I sat down with my music on Saturday afternoon. I cranked through about 20 songs pretty quickly. Eric Clapton, Beatles, Paul Simon, Led Zeppelin, Bob Dylan, Joan Baez, The Eagles, Pure Prairie League, The Allman Brothers, The Rolling Stones and even solos from John Lennon and George Harrison.

But I couldn’t play each song only once.

I found myself trying to improve small mistakes and difficult parts. I would go back and play a certain section over and over. Then I’d tackle the entire song again. I found myself trying to fuse together acoustic and electric parts together into one mega part – so I could play all my favorite parts of a song.

I started experimenting with playing songs in different keys, to make them easier for me to sing. (Down ½ step from standard tuning seems to be my magic key.) And of course, I played with different guitars, depending on the song, to see if I liked the way one guitar sounded over the other.

By the time that I realized that I was breaking my own rules, I decided that I was never going to make it through all the songs I’d ever learned.  So I started cheating. Tunes that are basically the same musically over and over again – I would play about ½ the song. Verse, bridge, chorus. Done. Maybe I’d play the ending, if it had an interesting change at the end.  But mostly, I’d just stop.

By Sunday morning, I had made my way through about 75 songs. I will admit my hands were tired. Somewhere I decided to figure out some interesting ‘walk up and walk downs’ to a song to give the impression of the bass line while playing the rhythm part. I switched to an hour of finger picking (which I’m not very good at doing, and I just wanted to force myself to do something that’s not easy for me to do.)

After a huge break to watch a football game, I got back to it after dinner on Sunday. At some point, my son joined me and started jamming with me on the drums. That was fun for a few minutes.

And then it hit me. Somewhere in the middle of playing a Neil Young song I realized that I didn’t have to finish. Pink Floyd would have to wait until another day. As would Lynard Skynyrd, Mountain and Boston and The Yardbird and The White Stripes, The Youngbloods, ZZ Top and dozens more.

But I did play ‘Hey Jude’ to end my weekend. I think it was a perfect song to finish on. It was the first song I learned. The song that got me hooked. The band that made me fall in love with popular music.  And I could sing along without changing the key.
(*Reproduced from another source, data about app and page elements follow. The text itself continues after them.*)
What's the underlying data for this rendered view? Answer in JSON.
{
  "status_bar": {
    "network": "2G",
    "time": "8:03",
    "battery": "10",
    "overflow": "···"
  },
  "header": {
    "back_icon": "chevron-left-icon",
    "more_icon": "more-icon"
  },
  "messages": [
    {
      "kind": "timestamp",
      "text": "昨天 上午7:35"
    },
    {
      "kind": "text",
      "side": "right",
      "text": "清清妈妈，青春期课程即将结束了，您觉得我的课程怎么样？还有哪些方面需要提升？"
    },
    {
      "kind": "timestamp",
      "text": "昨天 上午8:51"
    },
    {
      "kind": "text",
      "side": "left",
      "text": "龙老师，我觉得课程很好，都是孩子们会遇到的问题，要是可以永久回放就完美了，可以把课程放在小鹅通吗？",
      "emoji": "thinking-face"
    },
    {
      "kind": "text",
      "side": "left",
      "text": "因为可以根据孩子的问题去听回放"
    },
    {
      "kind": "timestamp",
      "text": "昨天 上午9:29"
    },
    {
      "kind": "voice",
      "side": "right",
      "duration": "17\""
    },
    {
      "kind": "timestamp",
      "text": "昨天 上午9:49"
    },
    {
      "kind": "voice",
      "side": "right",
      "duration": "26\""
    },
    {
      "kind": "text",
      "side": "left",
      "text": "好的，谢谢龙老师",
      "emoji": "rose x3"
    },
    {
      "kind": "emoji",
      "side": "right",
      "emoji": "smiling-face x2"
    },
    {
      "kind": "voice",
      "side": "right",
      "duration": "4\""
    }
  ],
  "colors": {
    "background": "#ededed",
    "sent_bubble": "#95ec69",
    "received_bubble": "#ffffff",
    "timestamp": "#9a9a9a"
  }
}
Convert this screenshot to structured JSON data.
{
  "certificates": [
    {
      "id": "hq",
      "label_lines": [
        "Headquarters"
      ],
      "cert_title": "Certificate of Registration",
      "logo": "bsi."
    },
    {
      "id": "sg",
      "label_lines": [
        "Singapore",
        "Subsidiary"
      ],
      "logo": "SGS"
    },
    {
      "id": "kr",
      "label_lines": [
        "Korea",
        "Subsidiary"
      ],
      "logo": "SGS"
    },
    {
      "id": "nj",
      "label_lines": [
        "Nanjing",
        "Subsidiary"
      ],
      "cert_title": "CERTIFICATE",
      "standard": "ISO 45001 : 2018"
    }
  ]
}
What could be better.

I’m looking for more song suggestions. Please comment below some songs you think I’d enjoy playing.  Thanks and have a great week.

R

10.07.13